After listening to the producers’ ever-expanding ideas, Moore began to realize that the amount of material needed to produce all these graphics was going to cost more than they could possibly donate, so he asked nearby vinyl manufacturer Oracal if they’d also like to get involved. “They donated twelve rolls of temporary and permanent vinyl and laminate, and we provided the printing and installing,” says Moore. “Oracal also sent some great employees to help us put up the graphics.”

Extreme_ShaunWhite_1The compressed deadline proved a challenge as well. Exteme Home Makeover producers contacted Moore on a Friday and told him they needed everything finished by the next Friday.

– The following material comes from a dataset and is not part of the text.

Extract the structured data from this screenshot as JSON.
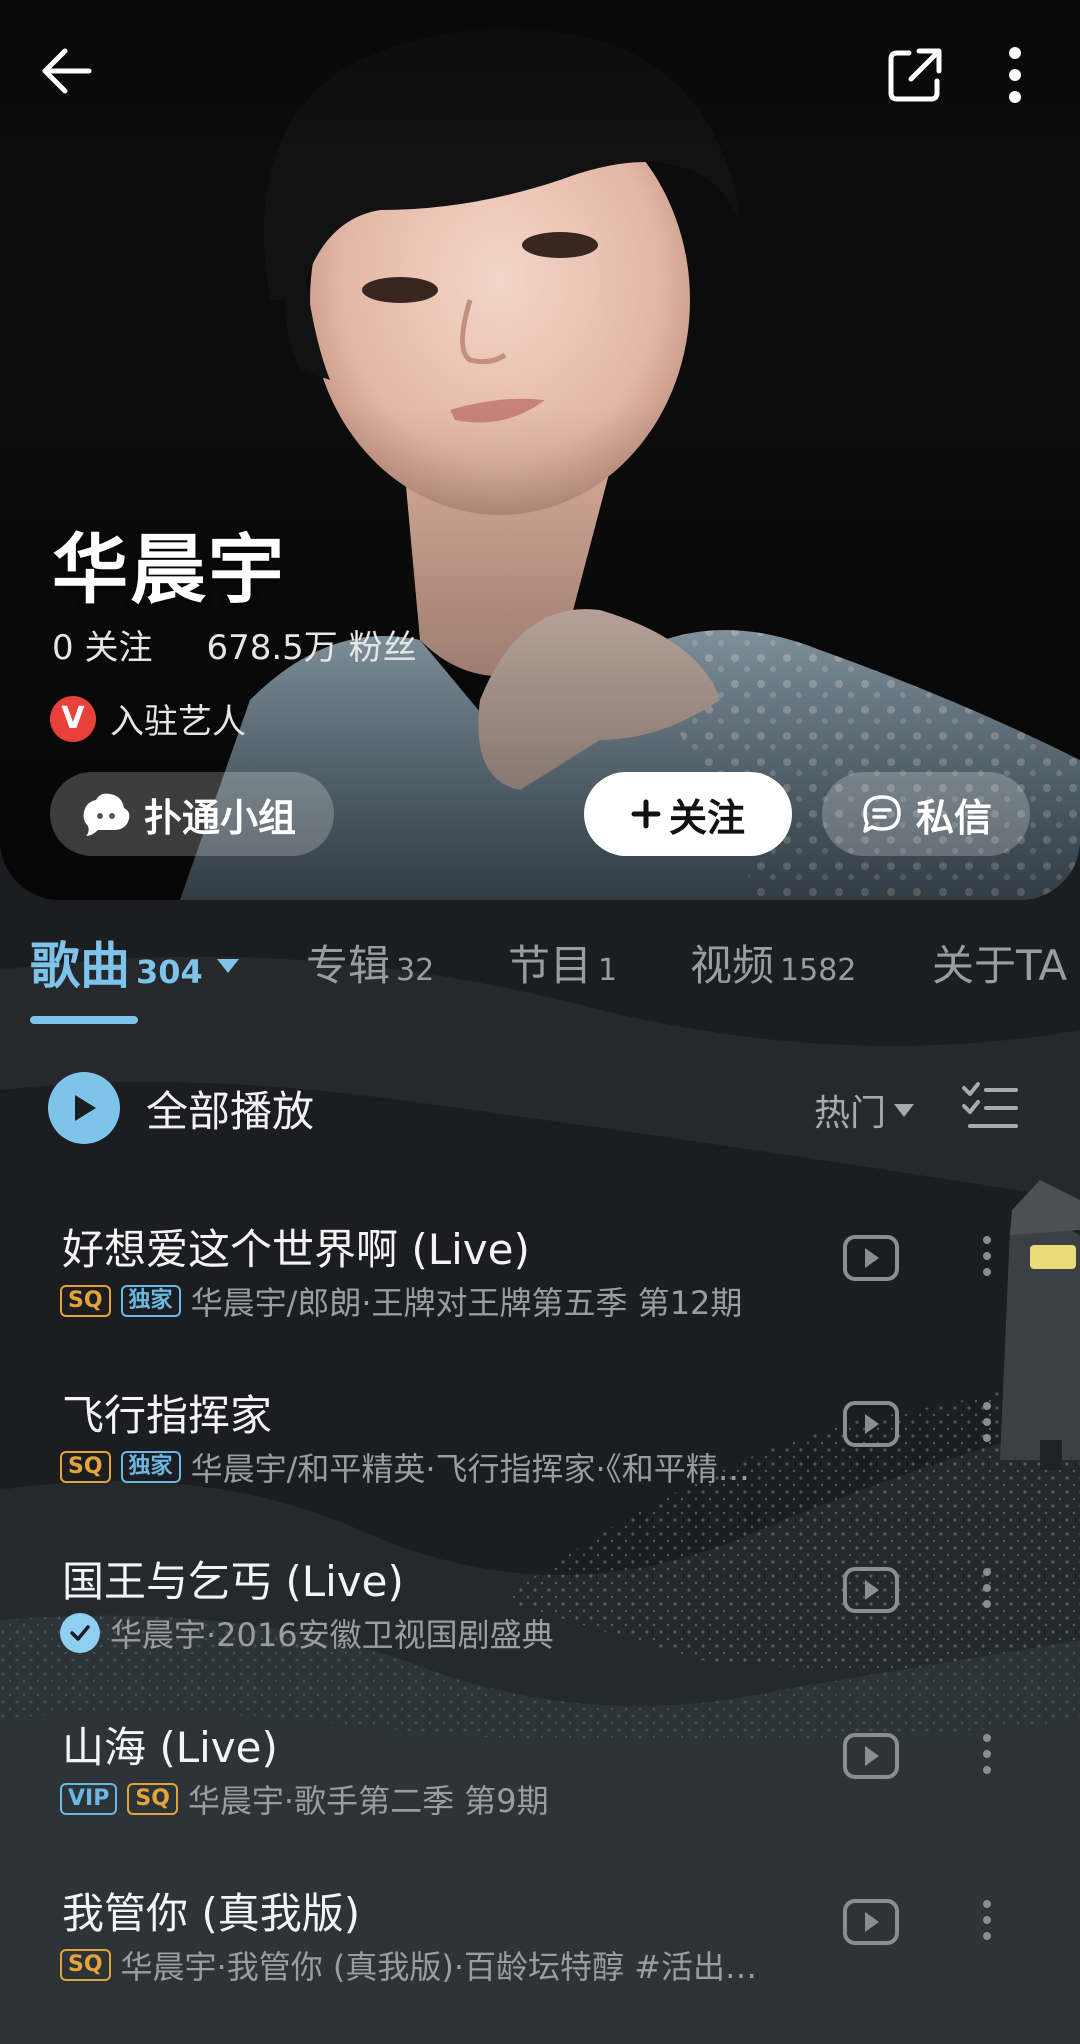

On Monday, Moore reached out to departments at the nearby Savannah College of Art and Design (SCAD) to conceptualize the themes that would transform these rooms. (Note: Producers collaborated with SCAD on the designs as well and turned to another designer in Atlanta for the Shaun White room.)

But after waiting for art files to be approved and sent to his company, Moore called the producers and told them that if he didn’t receive the art files by Wednesday, then his company wouldn’t be able to print and install the graphics in time. “So of course, I ended up receiving the art around eight o’clock on Wednesday night,” he says.

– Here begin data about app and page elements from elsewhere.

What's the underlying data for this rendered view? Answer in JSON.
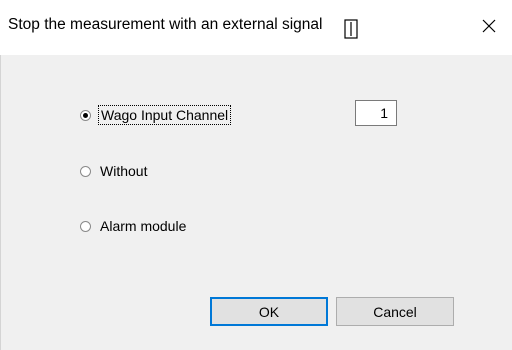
{
  "window": {
    "title": "Stop the measurement with an external signal",
    "close_label": "✕"
  },
  "options": [
    {
      "label": "Wago Input Channel",
      "checked": true
    },
    {
      "label": "Without",
      "checked": false
    },
    {
      "label": "Alarm module",
      "checked": false
    }
  ],
  "channel_input": {
    "value": "1"
  },
  "buttons": {
    "ok_label": "OK",
    "cancel_label": "Cancel"
  }
}
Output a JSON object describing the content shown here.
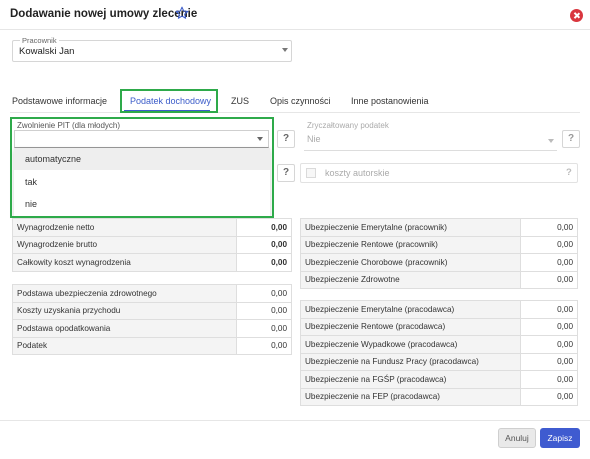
{
  "dialog": {
    "title": "Dodawanie nowej umowy zlecenie",
    "close_icon": "close-icon",
    "favorite_icon": "star-outline-icon",
    "accent_color": "#3b5cc9",
    "highlight_color": "#2eaa4a"
  },
  "employee": {
    "label": "Pracownik",
    "value": "Kowalski Jan"
  },
  "tabs": [
    {
      "label": "Podstawowe informacje",
      "active": false
    },
    {
      "label": "Podatek dochodowy",
      "active": true
    },
    {
      "label": "ZUS",
      "active": false
    },
    {
      "label": "Opis czynności",
      "active": false
    },
    {
      "label": "Inne postanowienia",
      "active": false
    }
  ],
  "pit": {
    "label": "Zwolnienie PIT (dla młodych)",
    "value": "",
    "options": [
      "automatyczne",
      "tak",
      "nie"
    ],
    "help": "?"
  },
  "flat_tax": {
    "label": "Zryczałtowany podatek",
    "value": "Nie",
    "help": "?"
  },
  "second_row": {
    "help": "?"
  },
  "author_costs": {
    "label": "koszty autorskie",
    "checked": false,
    "help": "?"
  },
  "left_table_1": [
    {
      "label": "Wynagrodzenie netto",
      "value": "0,00"
    },
    {
      "label": "Wynagrodzenie brutto",
      "value": "0,00"
    },
    {
      "label": "Całkowity koszt wynagrodzenia",
      "value": "0,00"
    }
  ],
  "left_table_2": [
    {
      "label": "Podstawa ubezpieczenia zdrowotnego",
      "value": "0,00"
    },
    {
      "label": "Koszty uzyskania przychodu",
      "value": "0,00"
    },
    {
      "label": "Podstawa opodatkowania",
      "value": "0,00"
    },
    {
      "label": "Podatek",
      "value": "0,00"
    }
  ],
  "right_table_1": [
    {
      "label": "Ubezpieczenie Emerytalne (pracownik)",
      "value": "0,00"
    },
    {
      "label": "Ubezpieczenie Rentowe (pracownik)",
      "value": "0,00"
    },
    {
      "label": "Ubezpieczenie Chorobowe (pracownik)",
      "value": "0,00"
    },
    {
      "label": "Ubezpieczenie Zdrowotne",
      "value": "0,00"
    }
  ],
  "right_table_2": [
    {
      "label": "Ubezpieczenie Emerytalne (pracodawca)",
      "value": "0,00"
    },
    {
      "label": "Ubezpieczenie Rentowe (pracodawca)",
      "value": "0,00"
    },
    {
      "label": "Ubezpieczenie Wypadkowe (pracodawca)",
      "value": "0,00"
    },
    {
      "label": "Ubezpieczenie na Fundusz Pracy (pracodawca)",
      "value": "0,00"
    },
    {
      "label": "Ubezpieczenie na FGŚP (pracodawca)",
      "value": "0,00"
    },
    {
      "label": "Ubezpieczenie na FEP (pracodawca)",
      "value": "0,00"
    }
  ],
  "footer": {
    "cancel_label": "Anuluj",
    "save_label": "Zapisz"
  }
}
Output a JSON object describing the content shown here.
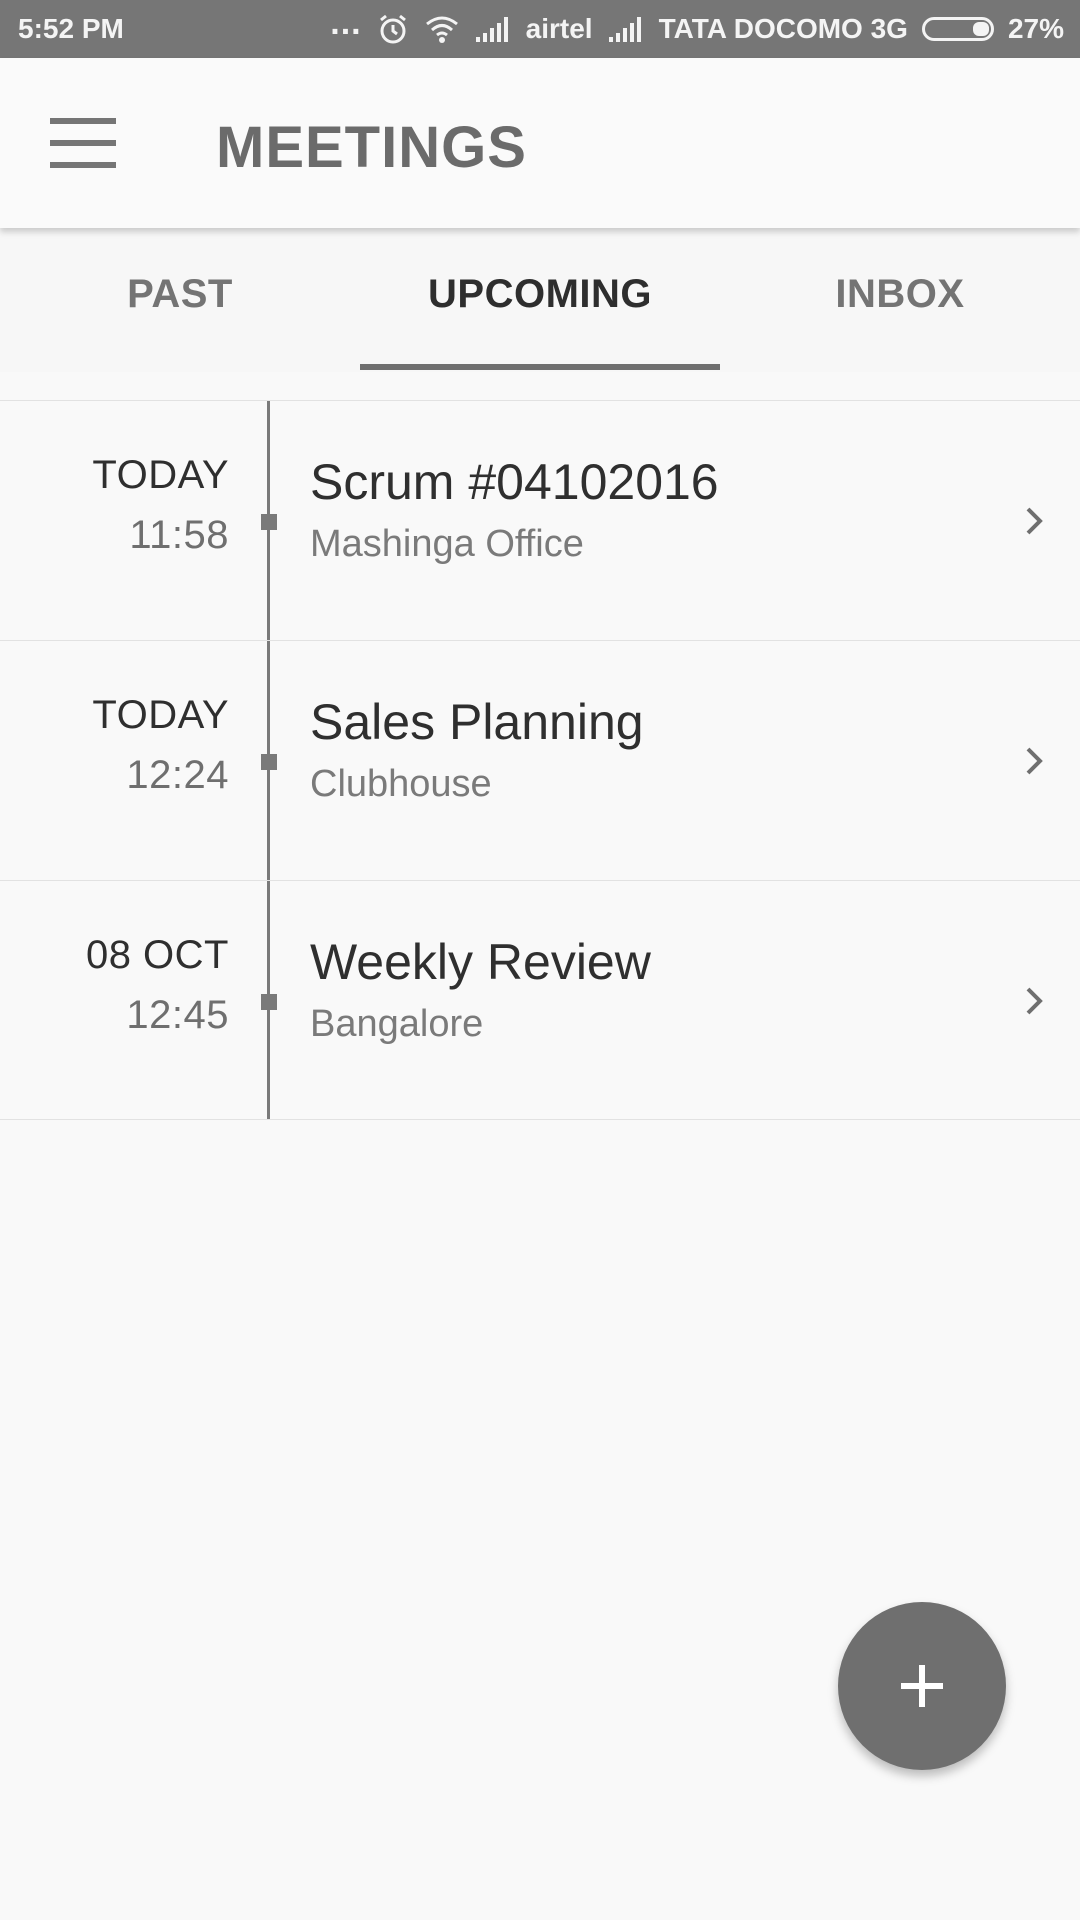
{
  "status_bar": {
    "time": "5:52 PM",
    "dots": "...",
    "carrier1": "airtel",
    "carrier2": "TATA DOCOMO 3G",
    "battery": "27%",
    "icons": [
      "alarm-icon",
      "wifi-icon",
      "signal-icon",
      "signal-icon",
      "battery-icon"
    ]
  },
  "app_bar": {
    "title": "MEETINGS",
    "menu_icon": "hamburger-menu-icon"
  },
  "tabs": [
    {
      "label": "PAST",
      "active": false
    },
    {
      "label": "UPCOMING",
      "active": true
    },
    {
      "label": "INBOX",
      "active": false
    }
  ],
  "meetings": [
    {
      "date": "TODAY",
      "time": "11:58",
      "title": "Scrum #04102016",
      "location": "Mashinga Office"
    },
    {
      "date": "TODAY",
      "time": "12:24",
      "title": "Sales Planning",
      "location": "Clubhouse"
    },
    {
      "date": "08 OCT",
      "time": "12:45",
      "title": "Weekly Review",
      "location": "Bangalore"
    }
  ],
  "fab": {
    "icon": "plus-icon"
  },
  "colors": {
    "status_bar": "#767676",
    "background": "#f9f9f9",
    "accent_gray": "#6f6f6f",
    "text_dark": "#2f2f2f",
    "text_muted": "#7a7a7a"
  }
}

The art files were created in Adobe® Illustrator® and Photoshop® and uploaded to Moore’s Web site, where his staff output them using their Roland SC-545 EX SOLJET PRO II printer/cutter and SOLJET PRO II SJ-1045 wide format inkjet printer at 720-dpi. “We ran everything at a great dpi range, because the homeowners will be looking at the wraps for years,” explains Moore. “We didn’t want to run it faster at 360-dpi and have [the graphics] look grainy.” (Note: The floor graphics feature non-skid lamination, while the wall graphics feature a matte finish laminate.)

Even with the rush to get everything done on schedule, Moore still took the time to make sure that the room dimensions would match up with the artwork created. Fortunately he noticed some of the measurements were off and corrected them. “We’ve learned from past experiences to always double-check everybody else’s measurements and specs.”

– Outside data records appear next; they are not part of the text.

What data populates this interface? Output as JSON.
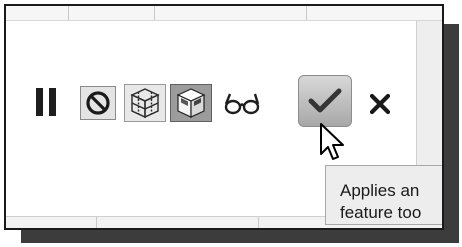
{
  "toolbar": {
    "tools": [
      {
        "name": "pause",
        "icon": "pause-icon"
      },
      {
        "name": "no-geometry",
        "icon": "prohibited-icon"
      },
      {
        "name": "geometry-preview",
        "icon": "wireframe-box-icon"
      },
      {
        "name": "attached-geometry",
        "icon": "shaded-box-icon"
      },
      {
        "name": "verify",
        "icon": "glasses-icon"
      },
      {
        "name": "apply",
        "icon": "checkmark-icon"
      },
      {
        "name": "cancel",
        "icon": "close-icon"
      }
    ]
  },
  "tooltip": {
    "line1": "Applies an",
    "line2": "feature too"
  },
  "colors": {
    "apply_bg": "#bdbdbd",
    "selected_tool_bg": "#9c9c9c",
    "tooltip_bg": "#ededed"
  }
}
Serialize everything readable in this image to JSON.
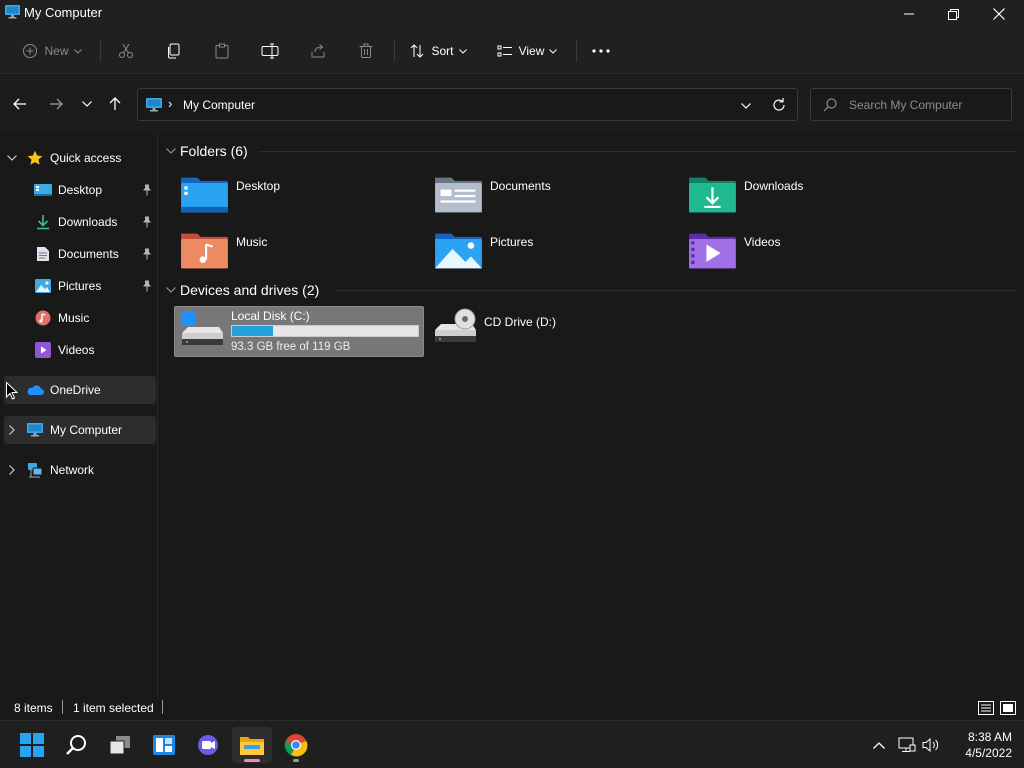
{
  "window": {
    "title": "My Computer",
    "controls": [
      "minimize",
      "restore",
      "close"
    ]
  },
  "toolbar": {
    "new_label": "New",
    "sort_label": "Sort",
    "view_label": "View",
    "icons": [
      "new-icon",
      "cut-icon",
      "copy-icon",
      "paste-icon",
      "rename-icon",
      "share-icon",
      "delete-icon",
      "sort-icon",
      "view-icon",
      "more-icon"
    ]
  },
  "address": {
    "crumb": "My Computer",
    "search_placeholder": "Search My Computer"
  },
  "sidebar": {
    "quick_access": "Quick access",
    "items": [
      {
        "label": "Desktop",
        "icon": "desktop-icon",
        "pinned": true
      },
      {
        "label": "Downloads",
        "icon": "downloads-icon",
        "pinned": true
      },
      {
        "label": "Documents",
        "icon": "documents-icon",
        "pinned": true
      },
      {
        "label": "Pictures",
        "icon": "pictures-icon",
        "pinned": true
      },
      {
        "label": "Music",
        "icon": "music-icon",
        "pinned": false
      },
      {
        "label": "Videos",
        "icon": "videos-icon",
        "pinned": false
      }
    ],
    "onedrive": "OneDrive",
    "my_computer": "My Computer",
    "network": "Network"
  },
  "content": {
    "folders_header": "Folders (6)",
    "folders": [
      {
        "name": "Desktop",
        "icon": "desktop-folder-icon"
      },
      {
        "name": "Documents",
        "icon": "documents-folder-icon"
      },
      {
        "name": "Downloads",
        "icon": "downloads-folder-icon"
      },
      {
        "name": "Music",
        "icon": "music-folder-icon"
      },
      {
        "name": "Pictures",
        "icon": "pictures-folder-icon"
      },
      {
        "name": "Videos",
        "icon": "videos-folder-icon"
      }
    ],
    "devices_header": "Devices and drives (2)",
    "drives": [
      {
        "name": "Local Disk (C:)",
        "free_text": "93.3 GB free of 119 GB",
        "used_fraction": 0.22,
        "selected": true,
        "icon": "hard-drive-icon"
      },
      {
        "name": "CD Drive (D:)",
        "icon": "cd-drive-icon",
        "selected": false
      }
    ]
  },
  "status": {
    "items_count": "8 items",
    "selected": "1 item selected"
  },
  "taskbar": {
    "apps": [
      "start-icon",
      "search-icon",
      "task-view-icon",
      "widgets-icon",
      "chat-icon",
      "file-explorer-icon",
      "chrome-icon"
    ],
    "time": "8:38 AM",
    "date": "4/5/2022"
  },
  "colors": {
    "accent": "#26a0da",
    "background": "#191919",
    "selection": "#777777"
  }
}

Extreme_Storybook_4Due to the fact that there aren’t twenty-five hours in a day, nor four days in a weekend, Image is Everything and Oracal didn’t get much (if any) sleep during installation. In fact, Moore credits coffee and energy drinks, as much as he does their squeegees.

“We started the first install around nine o’clock Thursday night,” explains Moore. “We left at six o’clock in the morning and returned four hours later to work until five o’clock the next morning. We were all running back-and-forth to the office through the night to retrieve the material as it came off the printer.”

Ever with the pressure-packed schedule, Moore and his team refused to cut corners on the install. “It was important the vinyl went down smoothly,” he says, “and that it overlapped correctly.” (Note: Panels were applied with 1/2-inch overlaps.)

The graphics installers had to learn how to work around others that were also brought on to fix up the house. “We’re placing a graphic on a wall, while working next to an electrician installing electrical sockets and guys setting up cables to HDTVs,” says Moore.

The installers worked up to the last millisecond—and beyond, but that’s some behind-the-scenes magic you wouldn’t see in the finished, edited episode.

“We were in the middle of laying down the last floor graphics when we suddenly heard the host outside yell, ‘Move that bus!’ [the signal to let the family in],” recalls Moore. “A few minutes later, the producers were shutting the doors to hide us from the cameras.”

Despite the slightly maddening schedule, Moore reveals the install ended up being pretty straightforward. “Sometimes people think that Extreme Home Makeover is fake, but I can tell you that it’s not,” he says. “They do everything in one week—and it’s the longest week of your life.

“It was all for a good cause, but it was truly extreme work!”

—Jeff Wooten